Researchers from the Donders Institute and the Department of Psychiatry at Radboudumc just published a study examining if the way a psychopath's brain works is visibly different than that of a non-psychopath. They also looked at the differences between the brains of criminal and non-criminal psychopaths. They found greater activity in the reward centers of psychopaths' brains, and a lack of self-control, which raises some interesting questions, such as whether brain scans might someday be allowed in courtrooms.

"We carried out tests on 14 convicted psychopathic individuals, and 20 non-criminal individuals, half of whom had a high score on the psychopathy scale. The participants performed tests while their brain activity was measured in an MRI scanner. We saw that the reward centre in the brains of people with many psychopathic traits (both criminal and non-criminal) were more strongly activated than those in people without psychopathic traits. It has already been proved that the brains of non-criminal individuals with psychopathic traits are triggered by the expectation of reward. This research shows that this is also the case for criminal individuals with psychopathic traits,” Dirk Geurts, researcher in the Department of Psychiatry at Radboudumc, said.

Geurts and his team also discovered that the tendency to commit an offense arises from both a strong focus on reward and a lack of self-control. Additionally, antisocial and egocentric behavior is a bigger psychopathic indicator than lack of empathy and emotional involvement.

These scientific findings bring up many questions about the future and even criminal proceedings.

"For the time being, these findings are only important at group level as they concern variations within the range of normal results. Of course if we can refine these and other types of examinations, we may well see brain scans being used in forensic psychiatric examinations of diminished responsibility in the future,” Robbert-Jan Verkes, Professor of Psychiatry and coordinator of the research, said.

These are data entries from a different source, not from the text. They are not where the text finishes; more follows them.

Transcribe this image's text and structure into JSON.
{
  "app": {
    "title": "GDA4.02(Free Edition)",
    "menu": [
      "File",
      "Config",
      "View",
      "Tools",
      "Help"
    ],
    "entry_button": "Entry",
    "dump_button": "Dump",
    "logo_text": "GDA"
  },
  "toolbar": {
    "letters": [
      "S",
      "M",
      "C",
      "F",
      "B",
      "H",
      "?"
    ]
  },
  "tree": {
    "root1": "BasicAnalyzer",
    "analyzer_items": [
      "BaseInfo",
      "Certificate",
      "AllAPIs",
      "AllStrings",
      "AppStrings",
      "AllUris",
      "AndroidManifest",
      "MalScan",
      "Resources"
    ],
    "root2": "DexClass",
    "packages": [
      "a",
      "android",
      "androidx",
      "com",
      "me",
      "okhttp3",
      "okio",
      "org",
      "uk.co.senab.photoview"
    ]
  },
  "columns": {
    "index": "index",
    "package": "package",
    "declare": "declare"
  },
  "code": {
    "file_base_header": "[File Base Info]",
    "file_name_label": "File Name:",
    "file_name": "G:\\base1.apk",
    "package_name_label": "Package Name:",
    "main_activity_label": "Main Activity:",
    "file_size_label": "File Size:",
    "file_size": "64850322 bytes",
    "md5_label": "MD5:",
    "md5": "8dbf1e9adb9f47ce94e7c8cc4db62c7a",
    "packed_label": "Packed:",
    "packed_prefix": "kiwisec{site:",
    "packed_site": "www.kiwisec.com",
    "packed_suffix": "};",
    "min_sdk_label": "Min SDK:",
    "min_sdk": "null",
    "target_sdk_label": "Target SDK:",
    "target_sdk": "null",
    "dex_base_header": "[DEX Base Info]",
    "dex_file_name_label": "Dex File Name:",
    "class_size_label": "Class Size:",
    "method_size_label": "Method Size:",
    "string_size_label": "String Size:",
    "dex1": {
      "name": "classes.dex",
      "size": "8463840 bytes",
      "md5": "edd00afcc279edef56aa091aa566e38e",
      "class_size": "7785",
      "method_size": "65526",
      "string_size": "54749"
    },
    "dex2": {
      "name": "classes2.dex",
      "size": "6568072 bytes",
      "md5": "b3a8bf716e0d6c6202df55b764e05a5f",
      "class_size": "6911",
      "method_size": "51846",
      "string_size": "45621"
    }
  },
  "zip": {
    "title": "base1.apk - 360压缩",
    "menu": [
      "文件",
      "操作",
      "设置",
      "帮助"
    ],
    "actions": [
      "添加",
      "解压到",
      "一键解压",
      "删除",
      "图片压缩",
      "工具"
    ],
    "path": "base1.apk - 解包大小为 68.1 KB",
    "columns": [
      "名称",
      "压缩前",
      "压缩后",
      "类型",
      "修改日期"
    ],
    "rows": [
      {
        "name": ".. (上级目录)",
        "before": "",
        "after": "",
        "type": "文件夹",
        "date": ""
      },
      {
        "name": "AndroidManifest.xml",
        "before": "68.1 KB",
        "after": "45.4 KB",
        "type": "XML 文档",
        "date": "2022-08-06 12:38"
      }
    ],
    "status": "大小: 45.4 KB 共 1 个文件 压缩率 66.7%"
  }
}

Source: Dirk E.M. Geurts et al. Neural connectivity during reward expectation dissociates psychopathic criminals from non-criminal individuals with high impulsive/antisocial psychopathic traits, Social Cognitive and Affective Neuroscience 2016.